[Element data from apps and pages]

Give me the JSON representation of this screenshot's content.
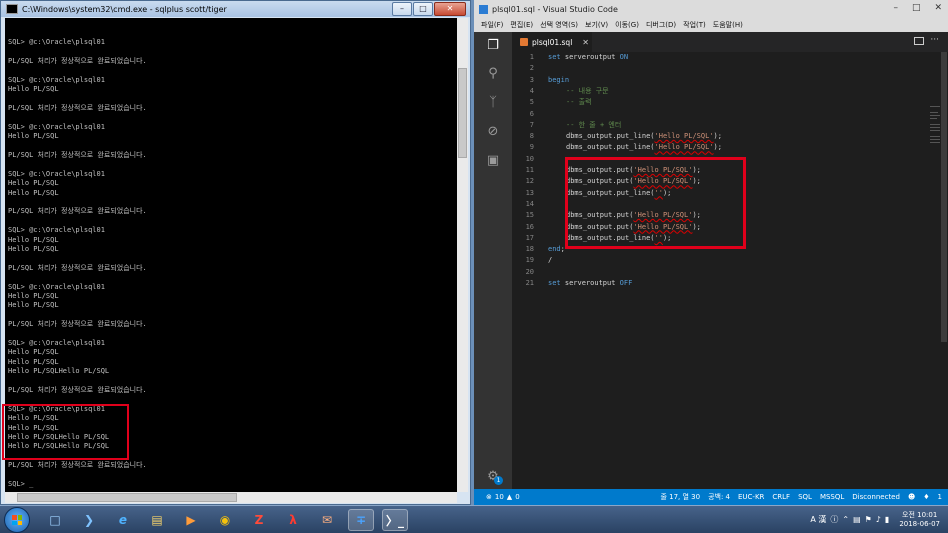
{
  "cmd": {
    "title": "C:\\Windows\\system32\\cmd.exe - sqlplus  scott/tiger",
    "lines": [
      "SQL> @c:\\Oracle\\plsql01",
      "",
      "PL/SQL 처리가 정상적으로 완료되었습니다.",
      "",
      "SQL> @c:\\Oracle\\plsql01",
      "Hello PL/SQL",
      "",
      "PL/SQL 처리가 정상적으로 완료되었습니다.",
      "",
      "SQL> @c:\\Oracle\\plsql01",
      "Hello PL/SQL",
      "",
      "PL/SQL 처리가 정상적으로 완료되었습니다.",
      "",
      "SQL> @c:\\Oracle\\plsql01",
      "Hello PL/SQL",
      "Hello PL/SQL",
      "",
      "PL/SQL 처리가 정상적으로 완료되었습니다.",
      "",
      "SQL> @c:\\Oracle\\plsql01",
      "Hello PL/SQL",
      "Hello PL/SQL",
      "",
      "PL/SQL 처리가 정상적으로 완료되었습니다.",
      "",
      "SQL> @c:\\Oracle\\plsql01",
      "Hello PL/SQL",
      "Hello PL/SQL",
      "",
      "PL/SQL 처리가 정상적으로 완료되었습니다.",
      "",
      "SQL> @c:\\Oracle\\plsql01",
      "Hello PL/SQL",
      "Hello PL/SQL",
      "Hello PL/SQLHello PL/SQL",
      "",
      "PL/SQL 처리가 정상적으로 완료되었습니다.",
      "",
      "SQL> @c:\\Oracle\\plsql01",
      "Hello PL/SQL",
      "Hello PL/SQL",
      "Hello PL/SQLHello PL/SQL",
      "Hello PL/SQLHello PL/SQL",
      "",
      "PL/SQL 처리가 정상적으로 완료되었습니다.",
      "",
      "SQL> _"
    ],
    "hscroll_marker": "III"
  },
  "vscode": {
    "title": "plsql01.sql - Visual Studio Code",
    "menu": [
      "파일(F)",
      "편집(E)",
      "선택 영역(S)",
      "보기(V)",
      "이동(G)",
      "디버그(D)",
      "작업(T)",
      "도움말(H)"
    ],
    "tab_name": "plsql01.sql",
    "code": [
      {
        "n": "1",
        "i": 0,
        "parts": [
          [
            "kw",
            "set"
          ],
          [
            "tx",
            " serveroutput "
          ],
          [
            "kw",
            "ON"
          ]
        ]
      },
      {
        "n": "2",
        "i": 0,
        "parts": []
      },
      {
        "n": "3",
        "i": 0,
        "parts": [
          [
            "kw",
            "begin"
          ]
        ]
      },
      {
        "n": "4",
        "i": 1,
        "parts": [
          [
            "cm",
            "-- 내용 구문"
          ]
        ]
      },
      {
        "n": "5",
        "i": 1,
        "parts": [
          [
            "cm",
            "-- 출력"
          ]
        ]
      },
      {
        "n": "6",
        "i": 0,
        "parts": []
      },
      {
        "n": "7",
        "i": 1,
        "parts": [
          [
            "cm",
            "-- 한 줄 + 엔터"
          ]
        ]
      },
      {
        "n": "8",
        "i": 1,
        "parts": [
          [
            "tx",
            "dbms_output.put_line("
          ],
          [
            "st",
            "'Hello PL/SQL'"
          ],
          [
            "tx",
            ");"
          ]
        ]
      },
      {
        "n": "9",
        "i": 1,
        "parts": [
          [
            "tx",
            "dbms_output.put_line("
          ],
          [
            "st",
            "'Hello PL/SQL'"
          ],
          [
            "tx",
            ");"
          ]
        ]
      },
      {
        "n": "10",
        "i": 0,
        "parts": []
      },
      {
        "n": "11",
        "i": 1,
        "parts": [
          [
            "tx",
            "dbms_output.put("
          ],
          [
            "st",
            "'Hello PL/SQL'"
          ],
          [
            "tx",
            ");"
          ]
        ]
      },
      {
        "n": "12",
        "i": 1,
        "parts": [
          [
            "tx",
            "dbms_output.put("
          ],
          [
            "st",
            "'Hello PL/SQL'"
          ],
          [
            "tx",
            ");"
          ]
        ]
      },
      {
        "n": "13",
        "i": 1,
        "parts": [
          [
            "tx",
            "dbms_output.put_line("
          ],
          [
            "st",
            "''"
          ],
          [
            "tx",
            ");"
          ]
        ]
      },
      {
        "n": "14",
        "i": 0,
        "parts": []
      },
      {
        "n": "15",
        "i": 1,
        "parts": [
          [
            "tx",
            "dbms_output.put("
          ],
          [
            "st",
            "'Hello PL/SQL'"
          ],
          [
            "tx",
            ");"
          ]
        ]
      },
      {
        "n": "16",
        "i": 1,
        "parts": [
          [
            "tx",
            "dbms_output.put("
          ],
          [
            "st",
            "'Hello PL/SQL'"
          ],
          [
            "tx",
            ");"
          ]
        ]
      },
      {
        "n": "17",
        "i": 1,
        "parts": [
          [
            "tx",
            "dbms_output.put_line("
          ],
          [
            "st",
            "''"
          ],
          [
            "tx",
            ");"
          ]
        ]
      },
      {
        "n": "18",
        "i": 0,
        "parts": [
          [
            "kw",
            "end"
          ],
          [
            "tx",
            ";"
          ]
        ]
      },
      {
        "n": "19",
        "i": 0,
        "parts": [
          [
            "tx",
            "/"
          ]
        ]
      },
      {
        "n": "20",
        "i": 0,
        "parts": []
      },
      {
        "n": "21",
        "i": 0,
        "parts": [
          [
            "kw",
            "set"
          ],
          [
            "tx",
            " serveroutput "
          ],
          [
            "kw",
            "OFF"
          ]
        ]
      }
    ],
    "status": {
      "errors": "10",
      "warnings": "0",
      "position": "줄 17, 열 30",
      "spaces": "공백: 4",
      "encoding": "EUC-KR",
      "eol": "CRLF",
      "language": "SQL",
      "dialect": "MSSQL",
      "connection": "Disconnected",
      "notifications": "1"
    },
    "settings_badge": "1"
  },
  "taskbar": {
    "apps": [
      "explorer-icon",
      "powershell-icon",
      "ie-icon",
      "folder-icon",
      "media-player-icon",
      "chrome-icon",
      "filezilla-icon",
      "acrobat-icon",
      "outlook-icon",
      "vscode-icon",
      "cmd-icon"
    ],
    "ime": "A 漢",
    "clock_time": "오전 10:01",
    "clock_date": "2018-06-07"
  },
  "colors": {
    "highlight": "#e0001b",
    "vscode_status": "#007acc",
    "keyword": "#569cd6",
    "comment": "#608b4e",
    "string": "#ce9178"
  }
}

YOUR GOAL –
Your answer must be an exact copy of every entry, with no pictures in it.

REPLY TO THE EXERCISE –
Give me the JSON representation of this screenshot's content.
{
  "cmd": {
    "title": "C:\\Windows\\system32\\cmd.exe - sqlplus  scott/tiger",
    "lines": [
      "SQL> @c:\\Oracle\\plsql01",
      "",
      "PL/SQL 처리가 정상적으로 완료되었습니다.",
      "",
      "SQL> @c:\\Oracle\\plsql01",
      "Hello PL/SQL",
      "",
      "PL/SQL 처리가 정상적으로 완료되었습니다.",
      "",
      "SQL> @c:\\Oracle\\plsql01",
      "Hello PL/SQL",
      "",
      "PL/SQL 처리가 정상적으로 완료되었습니다.",
      "",
      "SQL> @c:\\Oracle\\plsql01",
      "Hello PL/SQL",
      "Hello PL/SQL",
      "",
      "PL/SQL 처리가 정상적으로 완료되었습니다.",
      "",
      "SQL> @c:\\Oracle\\plsql01",
      "Hello PL/SQL",
      "Hello PL/SQL",
      "",
      "PL/SQL 처리가 정상적으로 완료되었습니다.",
      "",
      "SQL> @c:\\Oracle\\plsql01",
      "Hello PL/SQL",
      "Hello PL/SQL",
      "",
      "PL/SQL 처리가 정상적으로 완료되었습니다.",
      "",
      "SQL> @c:\\Oracle\\plsql01",
      "Hello PL/SQL",
      "Hello PL/SQL",
      "Hello PL/SQLHello PL/SQL",
      "",
      "PL/SQL 처리가 정상적으로 완료되었습니다.",
      "",
      "SQL> @c:\\Oracle\\plsql01",
      "Hello PL/SQL",
      "Hello PL/SQL",
      "Hello PL/SQLHello PL/SQL",
      "Hello PL/SQLHello PL/SQL",
      "",
      "PL/SQL 처리가 정상적으로 완료되었습니다.",
      "",
      "SQL> _"
    ],
    "hscroll_marker": "III"
  },
  "vscode": {
    "title": "plsql01.sql - Visual Studio Code",
    "menu": [
      "파일(F)",
      "편집(E)",
      "선택 영역(S)",
      "보기(V)",
      "이동(G)",
      "디버그(D)",
      "작업(T)",
      "도움말(H)"
    ],
    "tab_name": "plsql01.sql",
    "code": [
      {
        "n": "1",
        "i": 0,
        "parts": [
          [
            "kw",
            "set"
          ],
          [
            "tx",
            " serveroutput "
          ],
          [
            "kw",
            "ON"
          ]
        ]
      },
      {
        "n": "2",
        "i": 0,
        "parts": []
      },
      {
        "n": "3",
        "i": 0,
        "parts": [
          [
            "kw",
            "begin"
          ]
        ]
      },
      {
        "n": "4",
        "i": 1,
        "parts": [
          [
            "cm",
            "-- 내용 구문"
          ]
        ]
      },
      {
        "n": "5",
        "i": 1,
        "parts": [
          [
            "cm",
            "-- 출력"
          ]
        ]
      },
      {
        "n": "6",
        "i": 0,
        "parts": []
      },
      {
        "n": "7",
        "i": 1,
        "parts": [
          [
            "cm",
            "-- 한 줄 + 엔터"
          ]
        ]
      },
      {
        "n": "8",
        "i": 1,
        "parts": [
          [
            "tx",
            "dbms_output.put_line("
          ],
          [
            "st",
            "'Hello PL/SQL'"
          ],
          [
            "tx",
            ");"
          ]
        ]
      },
      {
        "n": "9",
        "i": 1,
        "parts": [
          [
            "tx",
            "dbms_output.put_line("
          ],
          [
            "st",
            "'Hello PL/SQL'"
          ],
          [
            "tx",
            ");"
          ]
        ]
      },
      {
        "n": "10",
        "i": 0,
        "parts": []
      },
      {
        "n": "11",
        "i": 1,
        "parts": [
          [
            "tx",
            "dbms_output.put("
          ],
          [
            "st",
            "'Hello PL/SQL'"
          ],
          [
            "tx",
            ");"
          ]
        ]
      },
      {
        "n": "12",
        "i": 1,
        "parts": [
          [
            "tx",
            "dbms_output.put("
          ],
          [
            "st",
            "'Hello PL/SQL'"
          ],
          [
            "tx",
            ");"
          ]
        ]
      },
      {
        "n": "13",
        "i": 1,
        "parts": [
          [
            "tx",
            "dbms_output.put_line("
          ],
          [
            "st",
            "''"
          ],
          [
            "tx",
            ");"
          ]
        ]
      },
      {
        "n": "14",
        "i": 0,
        "parts": []
      },
      {
        "n": "15",
        "i": 1,
        "parts": [
          [
            "tx",
            "dbms_output.put("
          ],
          [
            "st",
            "'Hello PL/SQL'"
          ],
          [
            "tx",
            ");"
          ]
        ]
      },
      {
        "n": "16",
        "i": 1,
        "parts": [
          [
            "tx",
            "dbms_output.put("
          ],
          [
            "st",
            "'Hello PL/SQL'"
          ],
          [
            "tx",
            ");"
          ]
        ]
      },
      {
        "n": "17",
        "i": 1,
        "parts": [
          [
            "tx",
            "dbms_output.put_line("
          ],
          [
            "st",
            "''"
          ],
          [
            "tx",
            ");"
          ]
        ]
      },
      {
        "n": "18",
        "i": 0,
        "parts": [
          [
            "kw",
            "end"
          ],
          [
            "tx",
            ";"
          ]
        ]
      },
      {
        "n": "19",
        "i": 0,
        "parts": [
          [
            "tx",
            "/"
          ]
        ]
      },
      {
        "n": "20",
        "i": 0,
        "parts": []
      },
      {
        "n": "21",
        "i": 0,
        "parts": [
          [
            "kw",
            "set"
          ],
          [
            "tx",
            " serveroutput "
          ],
          [
            "kw",
            "OFF"
          ]
        ]
      }
    ],
    "status": {
      "errors": "10",
      "warnings": "0",
      "position": "줄 17, 열 30",
      "spaces": "공백: 4",
      "encoding": "EUC-KR",
      "eol": "CRLF",
      "language": "SQL",
      "dialect": "MSSQL",
      "connection": "Disconnected",
      "notifications": "1"
    },
    "settings_badge": "1"
  },
  "taskbar": {
    "apps": [
      "explorer-icon",
      "powershell-icon",
      "ie-icon",
      "folder-icon",
      "media-player-icon",
      "chrome-icon",
      "filezilla-icon",
      "acrobat-icon",
      "outlook-icon",
      "vscode-icon",
      "cmd-icon"
    ],
    "ime": "A 漢",
    "clock_time": "오전 10:01",
    "clock_date": "2018-06-07"
  },
  "colors": {
    "highlight": "#e0001b",
    "vscode_status": "#007acc",
    "keyword": "#569cd6",
    "comment": "#608b4e",
    "string": "#ce9178"
  }
}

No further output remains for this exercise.